Using a Breathy Tone in Your Singing
If you want to be heard, sing loud. But if you want people to listen, sing quietly. David Combes explores the aspirate onset – as an effect and a way into singing with a breathy tone.

Many singers will bring breath in behind their tone; like a whisper it creates a real sense of intimacy.

Since the advent of the microphone and the ability to sing very close to a mic at low volumes, the breathy tone has become a vocal effect used throughout contemporary music.

Sting, Norah Jones and Sade – and many others – have all used this effect.

The Naysayers

However, some believe singing with a breathy tone should never, ever be done.

The reason it divides singers is that there are a number of genres, like classical music and musical theatre, where singing with tight cord closure is considered preferable since it helps you to project.

When you sing with a breathy tone, the opposite is the case, you lose vocal power and can only sing shorter phrases because of the increase in ‘wasted’ air.

As a default setting it can be quite limiting – but as a technique it can be powerful

The Power of the Breathy Tone

As a default setting it can be quite limiting – but as a technique it can be powerful.

It is true that singing in this way restricts the voice from projecting and causes one to run out of breath quickly.

On the other hand, it creates a real intimacy; it is like the singer is whispering.

Singers need to be able to turn it on and turn it off at will – and realize that breathy tone can be used in degrees.

Singers can benefit enormously from working on this area with a vocal coach, especially to ensure that singing in this way does not become a default setting.

My Reaction to This Week's Singing Competition Entry

Sandra Hosgood Sandra Hosgood - Lonely At The Top

Hi Sandra, thanks for sending this in. You are an accomplished singer with some solid technique and a voice I could listen to over and over again. Coaching you on this video alone there are a couple of things I would work on with you, which you might want to think about. This is a recording of a performance, not a rehearsal, but there are several points where you get the notes right but are not present in the song; you are looking around the room with no real focus and although it sounds good it feels a little like you are just ‘going through the motions’. With your solid voice, and such a catchy song, you could try connecting with your audience more. You also stay within quite a small part of your voice but sound as if you probably have a huge range, and you repeat several phrases exactly the same, have you thought about mixing it up a bit? Try taking the melody up in some of the later choruses, anchoring down and taking the song further – I’d suggest you treat yourself to couple of 1 to 1 sessions with a rock vocals coach to work on pushing yourself out of your comfort zone.

David Combes

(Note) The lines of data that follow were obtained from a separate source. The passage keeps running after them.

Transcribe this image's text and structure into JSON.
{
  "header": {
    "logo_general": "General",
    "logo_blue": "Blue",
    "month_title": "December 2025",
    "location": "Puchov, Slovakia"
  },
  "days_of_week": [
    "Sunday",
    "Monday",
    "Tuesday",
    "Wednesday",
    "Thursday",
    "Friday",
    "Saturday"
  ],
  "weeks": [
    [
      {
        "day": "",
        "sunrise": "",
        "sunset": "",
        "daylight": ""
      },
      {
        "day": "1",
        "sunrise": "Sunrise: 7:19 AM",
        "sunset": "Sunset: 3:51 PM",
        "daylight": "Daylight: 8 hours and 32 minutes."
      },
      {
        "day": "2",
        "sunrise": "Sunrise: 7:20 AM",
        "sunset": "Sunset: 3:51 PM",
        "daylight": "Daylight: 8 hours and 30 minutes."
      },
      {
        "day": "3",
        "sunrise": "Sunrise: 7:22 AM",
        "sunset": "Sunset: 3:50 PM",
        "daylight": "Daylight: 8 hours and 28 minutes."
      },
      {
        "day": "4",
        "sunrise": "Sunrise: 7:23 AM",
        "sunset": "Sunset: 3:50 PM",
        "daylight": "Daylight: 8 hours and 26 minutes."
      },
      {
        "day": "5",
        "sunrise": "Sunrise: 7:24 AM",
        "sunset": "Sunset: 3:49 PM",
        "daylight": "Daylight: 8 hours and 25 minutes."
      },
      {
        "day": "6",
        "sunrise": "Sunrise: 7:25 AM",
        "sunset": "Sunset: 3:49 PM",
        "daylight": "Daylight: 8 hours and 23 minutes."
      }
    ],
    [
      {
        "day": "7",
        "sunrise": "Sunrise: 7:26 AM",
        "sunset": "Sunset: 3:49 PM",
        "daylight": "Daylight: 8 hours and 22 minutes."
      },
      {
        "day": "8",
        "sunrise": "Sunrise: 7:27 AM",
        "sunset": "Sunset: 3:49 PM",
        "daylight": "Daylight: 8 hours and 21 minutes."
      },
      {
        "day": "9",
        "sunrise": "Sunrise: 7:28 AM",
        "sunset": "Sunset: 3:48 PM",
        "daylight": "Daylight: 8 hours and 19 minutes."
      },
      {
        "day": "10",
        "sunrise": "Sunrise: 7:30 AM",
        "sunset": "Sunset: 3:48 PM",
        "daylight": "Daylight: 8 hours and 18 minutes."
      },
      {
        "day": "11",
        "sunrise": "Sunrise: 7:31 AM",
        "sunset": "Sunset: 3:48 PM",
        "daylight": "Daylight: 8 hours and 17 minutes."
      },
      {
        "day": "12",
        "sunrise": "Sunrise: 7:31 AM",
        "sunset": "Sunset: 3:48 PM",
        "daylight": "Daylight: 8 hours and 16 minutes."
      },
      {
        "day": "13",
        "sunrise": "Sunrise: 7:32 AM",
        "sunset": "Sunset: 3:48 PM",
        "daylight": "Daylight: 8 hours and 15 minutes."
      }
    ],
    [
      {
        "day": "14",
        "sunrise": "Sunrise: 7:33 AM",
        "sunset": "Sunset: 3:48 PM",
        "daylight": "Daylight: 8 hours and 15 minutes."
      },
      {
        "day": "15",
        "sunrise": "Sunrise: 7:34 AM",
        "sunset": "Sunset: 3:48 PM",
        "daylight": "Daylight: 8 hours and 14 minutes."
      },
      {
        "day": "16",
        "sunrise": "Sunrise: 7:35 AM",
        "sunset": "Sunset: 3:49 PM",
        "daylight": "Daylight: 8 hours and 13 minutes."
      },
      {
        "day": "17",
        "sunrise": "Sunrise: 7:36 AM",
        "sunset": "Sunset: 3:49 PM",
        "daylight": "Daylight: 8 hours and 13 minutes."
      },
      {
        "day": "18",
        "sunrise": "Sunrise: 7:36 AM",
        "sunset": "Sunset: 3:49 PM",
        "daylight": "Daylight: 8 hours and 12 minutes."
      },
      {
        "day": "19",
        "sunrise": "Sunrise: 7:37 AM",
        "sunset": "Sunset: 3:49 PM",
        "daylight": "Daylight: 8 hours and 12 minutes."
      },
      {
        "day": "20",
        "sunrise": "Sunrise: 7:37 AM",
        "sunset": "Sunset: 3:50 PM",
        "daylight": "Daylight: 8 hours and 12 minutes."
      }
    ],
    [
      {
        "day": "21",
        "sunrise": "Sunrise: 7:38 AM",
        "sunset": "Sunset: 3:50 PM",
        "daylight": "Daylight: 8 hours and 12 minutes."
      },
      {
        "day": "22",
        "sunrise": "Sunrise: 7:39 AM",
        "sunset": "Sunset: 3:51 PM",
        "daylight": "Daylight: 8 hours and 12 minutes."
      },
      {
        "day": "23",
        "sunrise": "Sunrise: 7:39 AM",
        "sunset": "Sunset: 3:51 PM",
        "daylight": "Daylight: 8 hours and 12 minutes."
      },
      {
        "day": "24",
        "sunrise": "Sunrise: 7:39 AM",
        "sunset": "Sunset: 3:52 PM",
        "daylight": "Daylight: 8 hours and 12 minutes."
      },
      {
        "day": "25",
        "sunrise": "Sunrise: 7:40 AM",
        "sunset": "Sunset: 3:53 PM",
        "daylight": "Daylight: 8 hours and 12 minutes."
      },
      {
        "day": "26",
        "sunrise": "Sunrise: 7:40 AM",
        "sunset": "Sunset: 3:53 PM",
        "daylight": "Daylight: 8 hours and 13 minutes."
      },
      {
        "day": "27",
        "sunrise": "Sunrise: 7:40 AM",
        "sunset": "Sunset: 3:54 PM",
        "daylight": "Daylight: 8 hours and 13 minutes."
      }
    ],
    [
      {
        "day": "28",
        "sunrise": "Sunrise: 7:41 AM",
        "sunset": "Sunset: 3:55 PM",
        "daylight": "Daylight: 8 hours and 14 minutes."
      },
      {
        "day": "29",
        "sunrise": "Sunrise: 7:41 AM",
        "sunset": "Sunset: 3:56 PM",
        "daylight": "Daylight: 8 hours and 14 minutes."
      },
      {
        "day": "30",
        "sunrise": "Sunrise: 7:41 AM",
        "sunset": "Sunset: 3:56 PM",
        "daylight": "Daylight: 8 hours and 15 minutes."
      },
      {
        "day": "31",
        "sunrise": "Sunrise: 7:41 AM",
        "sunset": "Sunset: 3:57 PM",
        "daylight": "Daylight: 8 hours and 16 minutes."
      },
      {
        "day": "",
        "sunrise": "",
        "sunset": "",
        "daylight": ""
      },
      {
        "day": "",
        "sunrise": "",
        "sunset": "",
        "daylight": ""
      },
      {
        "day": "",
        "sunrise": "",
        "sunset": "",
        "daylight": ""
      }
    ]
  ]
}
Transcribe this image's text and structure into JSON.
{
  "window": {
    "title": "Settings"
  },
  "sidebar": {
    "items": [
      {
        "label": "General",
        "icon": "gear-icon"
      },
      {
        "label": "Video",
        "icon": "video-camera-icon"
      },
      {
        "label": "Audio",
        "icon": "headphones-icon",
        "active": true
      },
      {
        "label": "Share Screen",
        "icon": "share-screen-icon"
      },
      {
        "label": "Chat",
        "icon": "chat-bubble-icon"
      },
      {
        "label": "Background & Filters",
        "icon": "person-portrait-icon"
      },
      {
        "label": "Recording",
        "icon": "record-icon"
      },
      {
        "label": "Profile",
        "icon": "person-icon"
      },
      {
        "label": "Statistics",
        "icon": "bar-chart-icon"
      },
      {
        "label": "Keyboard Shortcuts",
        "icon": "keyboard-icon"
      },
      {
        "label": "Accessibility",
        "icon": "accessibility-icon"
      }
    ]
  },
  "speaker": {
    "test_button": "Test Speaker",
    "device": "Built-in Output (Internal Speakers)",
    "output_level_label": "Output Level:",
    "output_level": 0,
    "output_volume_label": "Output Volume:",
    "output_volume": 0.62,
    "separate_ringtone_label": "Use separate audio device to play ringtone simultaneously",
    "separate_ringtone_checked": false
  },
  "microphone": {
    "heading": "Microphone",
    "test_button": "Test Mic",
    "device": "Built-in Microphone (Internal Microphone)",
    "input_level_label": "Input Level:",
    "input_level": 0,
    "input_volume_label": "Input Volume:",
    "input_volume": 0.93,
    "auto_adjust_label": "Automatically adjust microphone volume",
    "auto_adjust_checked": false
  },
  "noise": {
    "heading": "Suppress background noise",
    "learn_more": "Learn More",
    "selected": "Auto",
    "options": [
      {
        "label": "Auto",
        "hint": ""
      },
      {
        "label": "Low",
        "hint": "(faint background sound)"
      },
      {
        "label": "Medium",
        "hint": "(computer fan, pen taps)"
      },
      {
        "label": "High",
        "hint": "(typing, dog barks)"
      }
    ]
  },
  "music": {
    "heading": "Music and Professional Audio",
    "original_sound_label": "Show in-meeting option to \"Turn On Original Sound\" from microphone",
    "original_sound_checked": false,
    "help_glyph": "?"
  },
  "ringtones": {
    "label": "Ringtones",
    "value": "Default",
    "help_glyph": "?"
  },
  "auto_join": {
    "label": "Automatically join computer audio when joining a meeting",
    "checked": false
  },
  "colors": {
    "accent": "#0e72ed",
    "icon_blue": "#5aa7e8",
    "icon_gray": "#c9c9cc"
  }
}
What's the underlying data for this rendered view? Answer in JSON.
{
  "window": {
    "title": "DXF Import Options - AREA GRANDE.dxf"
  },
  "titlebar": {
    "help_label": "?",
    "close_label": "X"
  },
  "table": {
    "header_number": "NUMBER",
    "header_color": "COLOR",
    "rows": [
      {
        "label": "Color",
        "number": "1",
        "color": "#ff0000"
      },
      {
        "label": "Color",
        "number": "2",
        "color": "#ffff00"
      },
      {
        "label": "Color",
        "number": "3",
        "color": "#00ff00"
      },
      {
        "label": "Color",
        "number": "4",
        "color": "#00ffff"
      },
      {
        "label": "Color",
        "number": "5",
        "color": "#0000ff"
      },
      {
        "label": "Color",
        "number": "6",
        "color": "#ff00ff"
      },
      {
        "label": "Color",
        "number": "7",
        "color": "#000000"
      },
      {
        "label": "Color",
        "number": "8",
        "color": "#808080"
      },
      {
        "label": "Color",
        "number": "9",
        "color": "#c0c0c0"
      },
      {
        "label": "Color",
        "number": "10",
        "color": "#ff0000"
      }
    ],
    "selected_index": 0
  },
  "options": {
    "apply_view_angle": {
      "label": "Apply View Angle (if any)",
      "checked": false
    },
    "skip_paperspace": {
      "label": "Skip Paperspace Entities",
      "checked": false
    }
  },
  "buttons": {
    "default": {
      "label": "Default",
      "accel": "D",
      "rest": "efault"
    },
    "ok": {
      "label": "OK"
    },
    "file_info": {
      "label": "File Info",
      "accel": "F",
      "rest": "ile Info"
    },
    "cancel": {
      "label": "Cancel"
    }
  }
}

David Combes has backed Beyoncé Knowles, Chaka Khan, Elton John, Annie Lennox, Lionel Richie and many more. He’s sung on several series of “The X Factor” and “Britain’s Got Talent”. His vocals have been in films such as “The Corpse Bride”, “Transformers”, “Pirates of the Caribbean”, “Nine”, and “Pan” (end of 2015). He is also a solo performer and a tutor on the vocal faculty for The University of West London and for The Institute of Contemporary Music Performance. www.davidcombes.com